A Mother’s Wail.
An Episode Of Lancashire Distress, By John Plummer.

Dead – dead – dead!
Far better it should be so; -
To lie in a pauper’s coffin there,
Than sin’s temptation to know.
For, O! my girl was bonny and fair,
But beauty’s a curse you see,
When Hunger and Want, Disease and Care,
Such merciless fiends can be.
It was for her sake that, day by day,
My heart grew heavy and sore;
Till hope itself seemed ebbing away
From my life’s dark sunless shore.
Dead – dead – dead!
She was starved to death, I say,
Because of the fierce and cruel strife
‘Mid our kinsmen far away.
Man, look on her face, so worn and pale,
On her hands, so white and thin;
Her’s was a spirit that would not quail
From striving her bread to win!
But, yonder, closed is the factory gate,
The engine is red with rust;
And what could we do but starve, and wait
Till Peace should bring us a crust?
Dead – dead –dead!
With her brother lying ill,
And her father shiv’ring on the step
That leads to the silent mill!
Alone I kneel in my blinding tears –
Alone in my black despair –
My heart o’erburdened with gloomy fears,
Yet far too bitter for prayer!
Why do you prate how the world still grows
More kind and more wise each day?
War’s bloody flame still glitters and glows;
The olives of peace decay!
Dead – dead – dead!
O! God, that my curse could fall
On the heads of those whose selfish aims
Have worked such woe for us all!
Man, blame me not for my burning words,
Nor bid me these thoughts disclaim;
For Death has riven the silvery chords
That swelled through my anguish’d frame,
True, I’m only a woman, whose heart
Lies struck with a mortal blow;
But, God! how keen is the bleeding smart
A mother alone may know!

Title:A Mother's Wail

Author:John Plummer

Publication:The Bolton Chronicle

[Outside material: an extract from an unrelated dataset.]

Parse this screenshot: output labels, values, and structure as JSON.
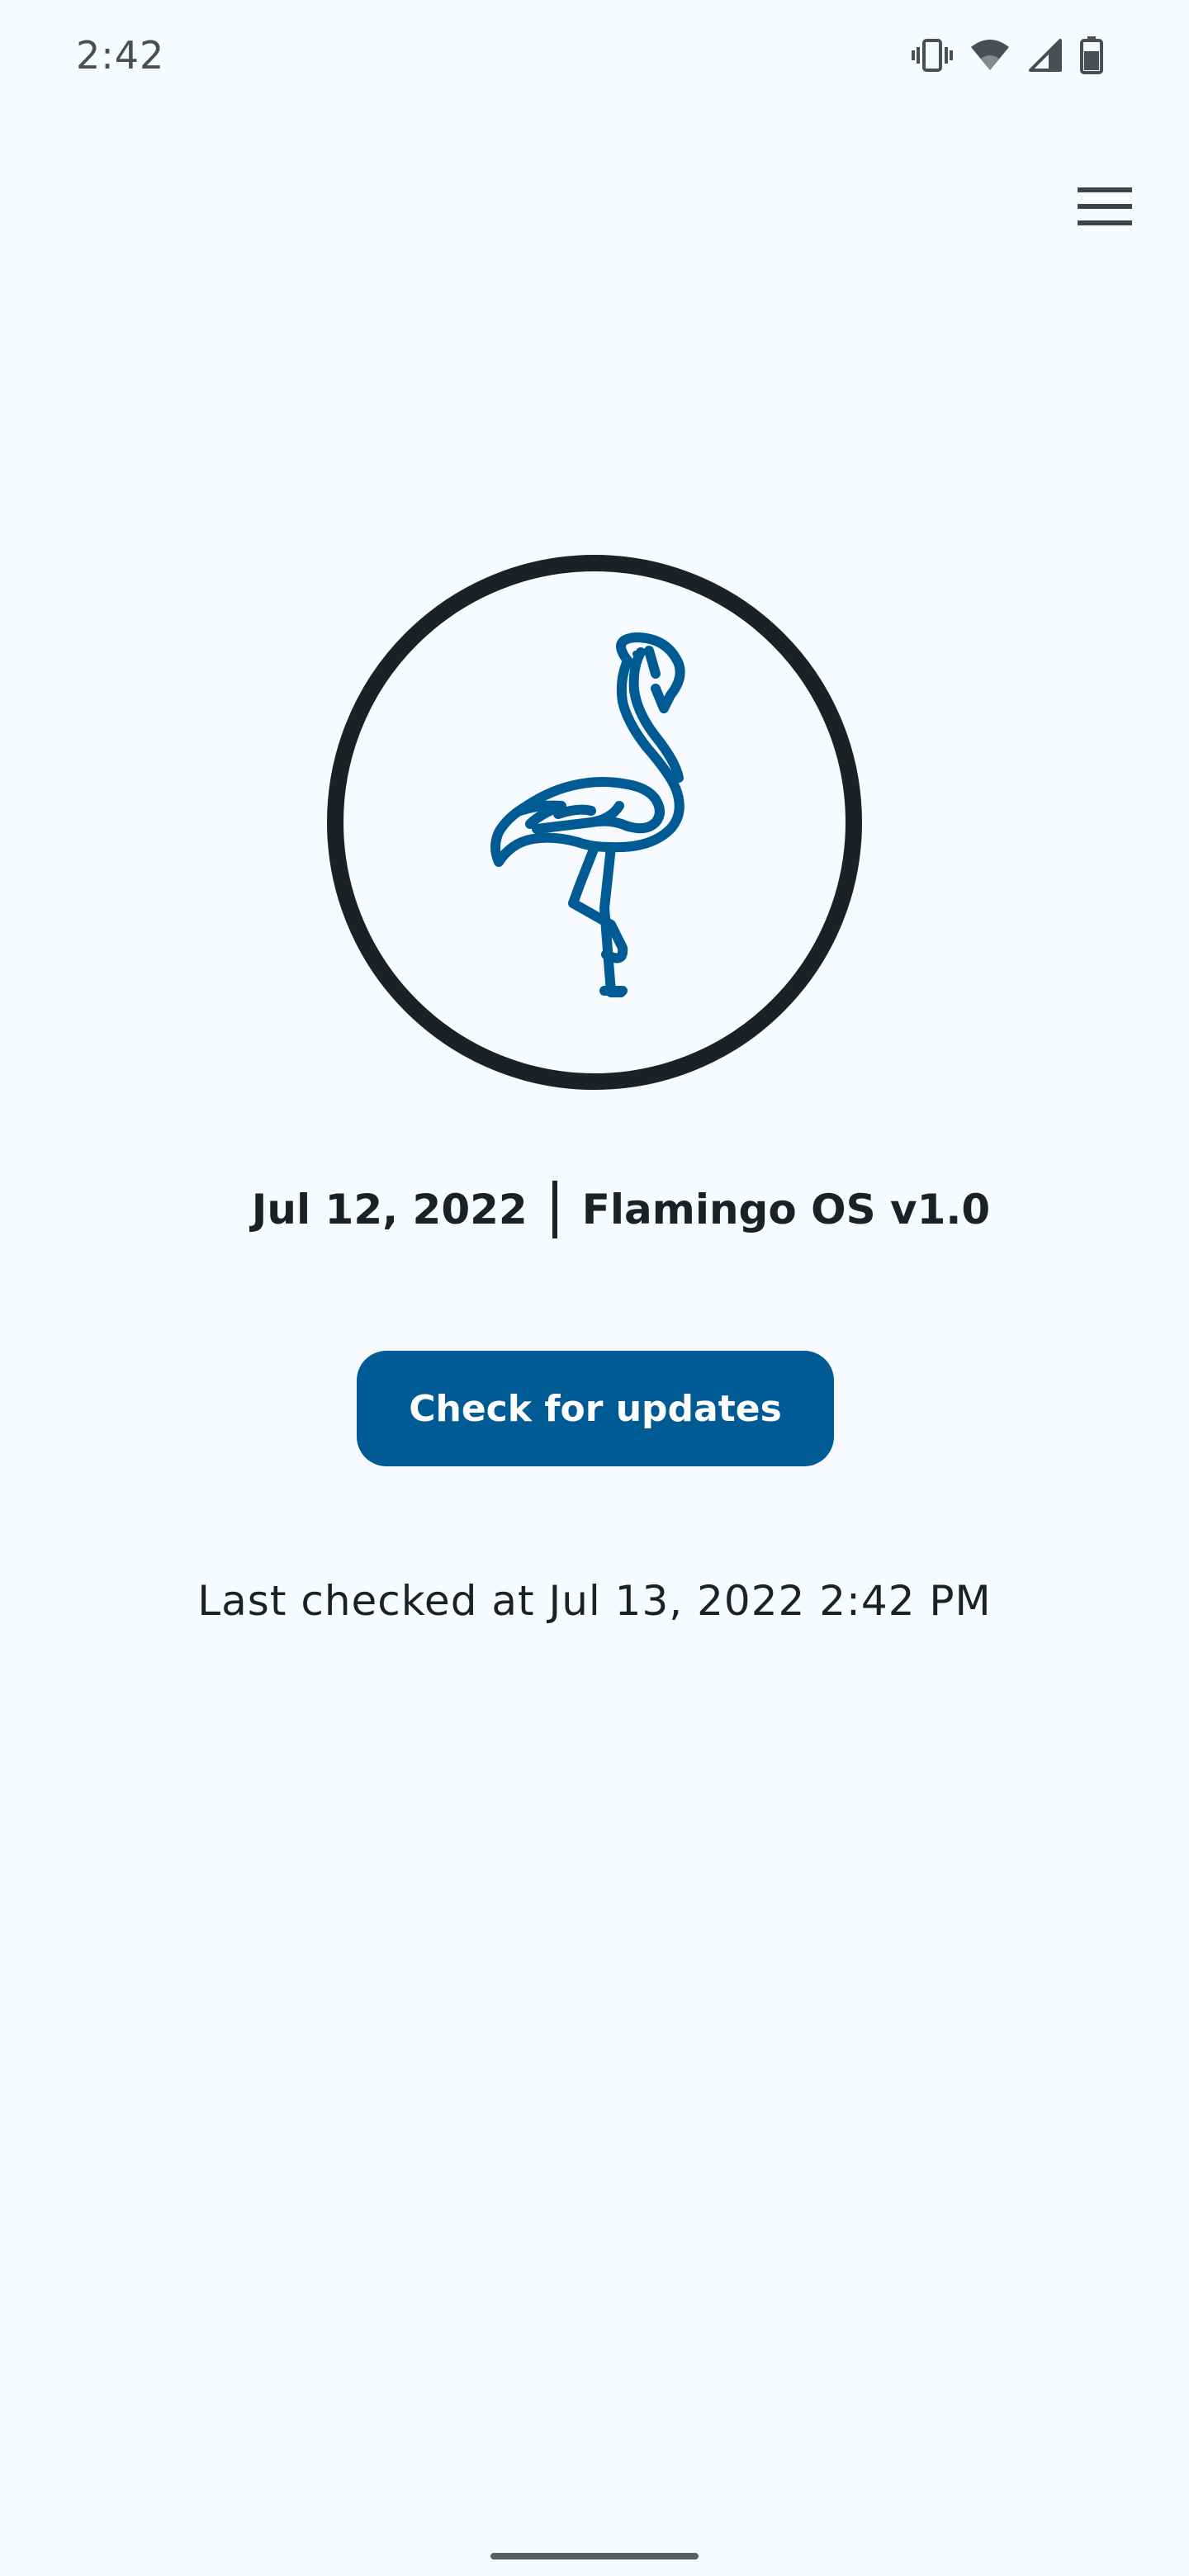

Published in:Bolton

Date:24th May 1862

Keywords:domesticity, gender, poverty, unemployment, war


This poem, though written by a man, is in the voice of a grieving mother. It consists of four twelve line stanzas, the first of each being the triad exclamation ‘Dead – dead – dead!’ The rhyme scheme is quite unusual, with the first and third lines being the only ones unrhymed in each stanza – ABCBDEDEFGFG. After initial exclamations, the stanzas largely settle into alternating seven- and nine-syllable lines, and the metre is mostly iambic.

Although the poem concerns starvation and grief it touches on the subject of sexual morality in the first stanza, even suggesting that the daughter is better off dead than having succumbed to temptation in order to survive. These kinds of issues are not uncommon in Cotton Famine poetry, but interestingly we have yet to find such a poem which we can prove was actually written by a woman. The line containing the italicised phrase ‘I’m only a woman’ indicates Plummer’s earnestness in his attempt to inhabit the voice of his subject, but is also deeply chauvinistic in its attitude.

- SR.